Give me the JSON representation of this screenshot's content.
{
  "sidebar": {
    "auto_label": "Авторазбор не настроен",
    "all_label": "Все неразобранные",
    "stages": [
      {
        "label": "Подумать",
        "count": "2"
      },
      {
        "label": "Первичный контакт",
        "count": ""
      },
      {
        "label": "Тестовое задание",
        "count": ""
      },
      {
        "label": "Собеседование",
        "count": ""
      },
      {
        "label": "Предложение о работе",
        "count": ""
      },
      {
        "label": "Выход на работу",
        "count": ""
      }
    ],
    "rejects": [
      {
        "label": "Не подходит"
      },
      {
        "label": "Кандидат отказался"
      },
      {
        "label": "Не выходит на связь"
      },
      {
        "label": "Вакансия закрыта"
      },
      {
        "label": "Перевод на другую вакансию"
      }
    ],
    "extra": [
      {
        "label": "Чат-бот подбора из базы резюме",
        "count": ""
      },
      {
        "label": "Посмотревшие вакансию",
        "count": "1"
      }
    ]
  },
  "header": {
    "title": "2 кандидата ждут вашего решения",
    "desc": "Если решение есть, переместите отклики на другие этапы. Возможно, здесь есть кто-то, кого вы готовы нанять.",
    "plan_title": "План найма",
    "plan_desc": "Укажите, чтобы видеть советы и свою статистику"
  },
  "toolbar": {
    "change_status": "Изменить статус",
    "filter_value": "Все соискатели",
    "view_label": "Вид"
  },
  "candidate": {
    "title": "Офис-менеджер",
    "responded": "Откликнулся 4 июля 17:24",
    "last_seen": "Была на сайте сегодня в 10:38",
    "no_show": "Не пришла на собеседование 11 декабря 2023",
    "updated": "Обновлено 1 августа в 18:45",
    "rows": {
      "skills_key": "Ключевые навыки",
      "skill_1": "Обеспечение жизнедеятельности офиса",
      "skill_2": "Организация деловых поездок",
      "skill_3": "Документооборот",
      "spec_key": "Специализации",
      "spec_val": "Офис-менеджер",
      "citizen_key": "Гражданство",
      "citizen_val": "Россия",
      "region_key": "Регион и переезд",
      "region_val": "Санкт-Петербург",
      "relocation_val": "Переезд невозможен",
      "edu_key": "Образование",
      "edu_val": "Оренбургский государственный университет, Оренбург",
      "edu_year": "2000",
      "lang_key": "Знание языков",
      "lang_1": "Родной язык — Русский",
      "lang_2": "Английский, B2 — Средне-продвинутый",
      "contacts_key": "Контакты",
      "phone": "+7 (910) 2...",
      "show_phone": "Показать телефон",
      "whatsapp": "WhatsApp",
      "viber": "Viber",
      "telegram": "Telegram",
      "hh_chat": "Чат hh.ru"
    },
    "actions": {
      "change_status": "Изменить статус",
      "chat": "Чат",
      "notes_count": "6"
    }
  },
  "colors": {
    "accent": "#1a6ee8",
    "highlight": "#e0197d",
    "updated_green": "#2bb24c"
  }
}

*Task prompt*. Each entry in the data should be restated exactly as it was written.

*Completed exercise*.
Give me the JSON representation of this screenshot's content.
{
  "sidebar": {
    "auto_label": "Авторазбор не настроен",
    "all_label": "Все неразобранные",
    "stages": [
      {
        "label": "Подумать",
        "count": "2"
      },
      {
        "label": "Первичный контакт",
        "count": ""
      },
      {
        "label": "Тестовое задание",
        "count": ""
      },
      {
        "label": "Собеседование",
        "count": ""
      },
      {
        "label": "Предложение о работе",
        "count": ""
      },
      {
        "label": "Выход на работу",
        "count": ""
      }
    ],
    "rejects": [
      {
        "label": "Не подходит"
      },
      {
        "label": "Кандидат отказался"
      },
      {
        "label": "Не выходит на связь"
      },
      {
        "label": "Вакансия закрыта"
      },
      {
        "label": "Перевод на другую вакансию"
      }
    ],
    "extra": [
      {
        "label": "Чат-бот подбора из базы резюме",
        "count": ""
      },
      {
        "label": "Посмотревшие вакансию",
        "count": "1"
      }
    ]
  },
  "header": {
    "title": "2 кандидата ждут вашего решения",
    "desc": "Если решение есть, переместите отклики на другие этапы. Возможно, здесь есть кто-то, кого вы готовы нанять.",
    "plan_title": "План найма",
    "plan_desc": "Укажите, чтобы видеть советы и свою статистику"
  },
  "toolbar": {
    "change_status": "Изменить статус",
    "filter_value": "Все соискатели",
    "view_label": "Вид"
  },
  "candidate": {
    "title": "Офис-менеджер",
    "responded": "Откликнулся 4 июля 17:24",
    "last_seen": "Была на сайте сегодня в 10:38",
    "no_show": "Не пришла на собеседование 11 декабря 2023",
    "updated": "Обновлено 1 августа в 18:45",
    "rows": {
      "skills_key": "Ключевые навыки",
      "skill_1": "Обеспечение жизнедеятельности офиса",
      "skill_2": "Организация деловых поездок",
      "skill_3": "Документооборот",
      "spec_key": "Специализации",
      "spec_val": "Офис-менеджер",
      "citizen_key": "Гражданство",
      "citizen_val": "Россия",
      "region_key": "Регион и переезд",
      "region_val": "Санкт-Петербург",
      "relocation_val": "Переезд невозможен",
      "edu_key": "Образование",
      "edu_val": "Оренбургский государственный университет, Оренбург",
      "edu_year": "2000",
      "lang_key": "Знание языков",
      "lang_1": "Родной язык — Русский",
      "lang_2": "Английский, B2 — Средне-продвинутый",
      "contacts_key": "Контакты",
      "phone": "+7 (910) 2...",
      "show_phone": "Показать телефон",
      "whatsapp": "WhatsApp",
      "viber": "Viber",
      "telegram": "Telegram",
      "hh_chat": "Чат hh.ru"
    },
    "actions": {
      "change_status": "Изменить статус",
      "chat": "Чат",
      "notes_count": "6"
    }
  },
  "colors": {
    "accent": "#1a6ee8",
    "highlight": "#e0197d",
    "updated_green": "#2bb24c"
  }
}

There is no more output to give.